  • This is the latest move from the Access to COVID-19 Tools (ACT) Accelerator to develop, procure and distribute critical new tools to fight the pandemic; new tests are urgently needed to meet the huge unmet needs for testing worldwide […]

In a recorded video message to the un General Assembly on September 22nd, China’s leader, Xi Jinping, made a surprise announcement. He said that as well as aiming to halt the rise of its carbon emissions by 2030—much the same goal as five years ago—China would strive for “carbon neutrality” by 2060. In climate-change jargon, this means achieving a balance between carbon emissions and carbon reduction both technological and natural, such as planting trees. For China to succeed, it must descend from its emissions peak far more rapidly than any other major economy has either succeeded in doing, or has pledged to do. It will be a huge challenge. [...]

Forecasts can haunt their authors, especially when they appear in headlines or book titles. Most pundits play it safe, giving “a number or a date, but not both”, as an old sage once advised. Thomas Orlik of Bloomberg is more courageous. His latest book, “China: The Bubble That Never Pops”, provides an unusually even-handed account of China’s economic resilience that is both closely observed and analytically interesting. But its title offers up quite a hostage to fortune. “Never”, after all, spans a lot of dates [...]

Is China still a “systemic rival” for the EU? It depends who you ask. European Commission President Ursula von der Leyen left no doubt that she supports the designation at her news conference following the recent EU-China summit. But top EU diplomat Josep Borrell has sent conflicting signals on the matter, calling the label “controversial.” Lately he has begun pointing out that Beijing is not a “systematic rival,” when no one ever said it was. While France’s Emmanuel Macron has used the term “rival" in relation to China, Germany’s Angela Merkel has never done so in public. Last year, according to German officials, she complained that the term was beginning to define the relationship with China and urged diplomats to put the focus back on areas of partnership with Beijing. Since then, the tone used by officials in Berlin when talking about China has softened. As one told me: “We do not oppose the use of systemic rival. But this term did not come from us and we don’t view it as binding.”

Over the past 20 years there’s been remarkable growth in China-Africa links because of increased trade and investment. As a result there’s also been a great deal of movement of people between China and African countries. It’s estimated that there are now about 500,000 Africans in China, while the the number of Chinese in the 54 African countries ranges between one and two million. 

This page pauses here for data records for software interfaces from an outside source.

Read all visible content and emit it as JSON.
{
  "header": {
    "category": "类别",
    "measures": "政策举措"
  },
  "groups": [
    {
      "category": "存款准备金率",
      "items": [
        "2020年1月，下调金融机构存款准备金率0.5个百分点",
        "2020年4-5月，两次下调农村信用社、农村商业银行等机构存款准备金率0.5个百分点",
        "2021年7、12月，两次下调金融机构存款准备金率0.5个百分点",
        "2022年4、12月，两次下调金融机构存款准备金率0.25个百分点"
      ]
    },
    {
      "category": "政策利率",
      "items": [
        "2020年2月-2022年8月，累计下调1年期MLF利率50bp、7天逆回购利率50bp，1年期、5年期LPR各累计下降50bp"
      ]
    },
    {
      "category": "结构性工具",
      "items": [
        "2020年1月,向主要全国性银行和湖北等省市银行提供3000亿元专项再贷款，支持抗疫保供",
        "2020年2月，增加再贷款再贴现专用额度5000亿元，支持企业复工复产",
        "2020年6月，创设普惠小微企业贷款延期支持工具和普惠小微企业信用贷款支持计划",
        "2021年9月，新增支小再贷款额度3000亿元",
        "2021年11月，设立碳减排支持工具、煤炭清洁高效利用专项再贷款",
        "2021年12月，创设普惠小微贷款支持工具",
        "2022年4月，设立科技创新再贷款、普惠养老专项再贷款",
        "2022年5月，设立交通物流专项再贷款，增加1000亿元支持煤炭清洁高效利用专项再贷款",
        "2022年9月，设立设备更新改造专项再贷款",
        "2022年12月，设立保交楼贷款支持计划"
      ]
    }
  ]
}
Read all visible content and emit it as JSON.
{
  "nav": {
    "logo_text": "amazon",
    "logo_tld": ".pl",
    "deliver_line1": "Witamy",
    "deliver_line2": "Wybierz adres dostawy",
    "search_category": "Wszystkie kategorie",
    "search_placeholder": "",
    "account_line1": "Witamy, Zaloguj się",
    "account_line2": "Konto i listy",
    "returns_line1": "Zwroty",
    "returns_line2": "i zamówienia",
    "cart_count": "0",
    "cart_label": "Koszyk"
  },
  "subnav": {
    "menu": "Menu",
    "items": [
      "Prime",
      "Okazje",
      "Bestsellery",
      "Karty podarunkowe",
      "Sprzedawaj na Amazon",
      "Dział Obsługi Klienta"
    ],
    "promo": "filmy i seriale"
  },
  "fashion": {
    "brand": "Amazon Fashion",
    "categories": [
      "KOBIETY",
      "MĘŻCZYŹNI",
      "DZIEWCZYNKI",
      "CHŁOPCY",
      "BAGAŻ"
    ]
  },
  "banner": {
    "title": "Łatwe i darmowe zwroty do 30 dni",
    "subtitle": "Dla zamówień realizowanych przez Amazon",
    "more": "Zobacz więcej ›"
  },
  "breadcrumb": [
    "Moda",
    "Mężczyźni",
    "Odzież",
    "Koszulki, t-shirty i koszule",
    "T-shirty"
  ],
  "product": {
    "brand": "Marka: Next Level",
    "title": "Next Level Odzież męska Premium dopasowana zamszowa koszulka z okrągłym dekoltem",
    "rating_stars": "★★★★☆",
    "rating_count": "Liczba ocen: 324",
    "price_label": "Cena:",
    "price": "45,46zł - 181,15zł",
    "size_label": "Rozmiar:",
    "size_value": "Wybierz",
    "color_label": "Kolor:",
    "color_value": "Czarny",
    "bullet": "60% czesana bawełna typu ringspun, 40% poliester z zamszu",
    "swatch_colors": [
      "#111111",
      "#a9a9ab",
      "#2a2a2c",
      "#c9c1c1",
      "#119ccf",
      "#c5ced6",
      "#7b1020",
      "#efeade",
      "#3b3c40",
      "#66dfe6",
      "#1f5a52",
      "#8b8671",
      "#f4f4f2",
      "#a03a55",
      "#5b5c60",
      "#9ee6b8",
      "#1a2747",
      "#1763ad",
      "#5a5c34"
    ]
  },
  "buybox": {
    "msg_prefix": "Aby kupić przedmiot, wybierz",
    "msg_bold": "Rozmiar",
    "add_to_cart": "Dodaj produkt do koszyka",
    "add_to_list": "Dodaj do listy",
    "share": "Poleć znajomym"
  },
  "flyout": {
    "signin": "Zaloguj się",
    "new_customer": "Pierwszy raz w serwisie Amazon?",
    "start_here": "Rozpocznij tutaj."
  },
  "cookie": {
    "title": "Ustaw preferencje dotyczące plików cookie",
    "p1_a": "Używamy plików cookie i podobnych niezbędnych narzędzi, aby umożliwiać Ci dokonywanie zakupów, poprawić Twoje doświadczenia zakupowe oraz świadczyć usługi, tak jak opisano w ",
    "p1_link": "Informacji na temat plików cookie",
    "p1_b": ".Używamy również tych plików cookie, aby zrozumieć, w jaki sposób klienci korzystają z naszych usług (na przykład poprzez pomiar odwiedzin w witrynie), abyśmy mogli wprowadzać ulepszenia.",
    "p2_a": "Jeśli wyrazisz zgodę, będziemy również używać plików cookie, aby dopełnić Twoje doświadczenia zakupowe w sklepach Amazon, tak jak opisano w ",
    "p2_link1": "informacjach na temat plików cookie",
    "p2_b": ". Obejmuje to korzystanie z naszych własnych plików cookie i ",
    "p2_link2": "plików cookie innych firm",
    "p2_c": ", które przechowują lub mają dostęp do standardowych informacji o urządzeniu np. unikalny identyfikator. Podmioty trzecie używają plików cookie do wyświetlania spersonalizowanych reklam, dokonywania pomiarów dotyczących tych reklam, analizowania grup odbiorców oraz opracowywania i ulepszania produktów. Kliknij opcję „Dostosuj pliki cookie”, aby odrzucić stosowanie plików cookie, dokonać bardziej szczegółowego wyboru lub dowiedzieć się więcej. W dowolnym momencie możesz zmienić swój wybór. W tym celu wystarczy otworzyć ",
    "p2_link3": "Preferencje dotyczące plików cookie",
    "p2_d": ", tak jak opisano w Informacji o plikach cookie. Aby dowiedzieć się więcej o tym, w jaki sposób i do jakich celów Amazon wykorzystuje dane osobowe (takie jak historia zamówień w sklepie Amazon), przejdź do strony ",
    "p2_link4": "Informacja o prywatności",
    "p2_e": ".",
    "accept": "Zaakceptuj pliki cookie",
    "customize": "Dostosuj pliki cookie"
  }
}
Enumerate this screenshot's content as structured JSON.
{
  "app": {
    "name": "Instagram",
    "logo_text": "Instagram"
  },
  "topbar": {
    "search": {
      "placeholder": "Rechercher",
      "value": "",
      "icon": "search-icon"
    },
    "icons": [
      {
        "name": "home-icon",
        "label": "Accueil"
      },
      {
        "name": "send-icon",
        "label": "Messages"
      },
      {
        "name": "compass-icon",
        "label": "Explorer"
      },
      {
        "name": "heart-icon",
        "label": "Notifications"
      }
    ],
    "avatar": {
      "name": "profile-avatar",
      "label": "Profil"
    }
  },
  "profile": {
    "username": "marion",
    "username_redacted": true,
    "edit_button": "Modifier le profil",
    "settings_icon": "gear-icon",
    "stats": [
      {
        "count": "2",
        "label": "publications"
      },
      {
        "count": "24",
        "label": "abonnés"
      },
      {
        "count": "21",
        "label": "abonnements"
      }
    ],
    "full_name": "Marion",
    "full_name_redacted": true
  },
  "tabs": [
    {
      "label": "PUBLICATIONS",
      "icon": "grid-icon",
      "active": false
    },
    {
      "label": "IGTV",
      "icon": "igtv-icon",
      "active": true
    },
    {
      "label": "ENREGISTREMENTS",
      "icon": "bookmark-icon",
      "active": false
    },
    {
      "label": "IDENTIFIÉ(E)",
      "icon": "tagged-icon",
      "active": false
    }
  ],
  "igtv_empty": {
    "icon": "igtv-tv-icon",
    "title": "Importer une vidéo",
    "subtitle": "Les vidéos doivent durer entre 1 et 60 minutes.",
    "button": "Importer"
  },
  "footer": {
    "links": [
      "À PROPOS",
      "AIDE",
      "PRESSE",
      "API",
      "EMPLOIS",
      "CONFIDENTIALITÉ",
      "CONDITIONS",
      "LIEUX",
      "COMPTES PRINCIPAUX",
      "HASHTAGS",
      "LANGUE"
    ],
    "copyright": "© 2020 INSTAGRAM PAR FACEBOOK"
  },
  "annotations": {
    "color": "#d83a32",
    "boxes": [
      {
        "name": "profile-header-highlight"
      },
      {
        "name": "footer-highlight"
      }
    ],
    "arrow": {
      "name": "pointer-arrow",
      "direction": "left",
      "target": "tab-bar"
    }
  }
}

Though Chinese people can now be found in most African countries, there’s a claim that some commentators and media outlets make: that they hold themselves apart from their host societies.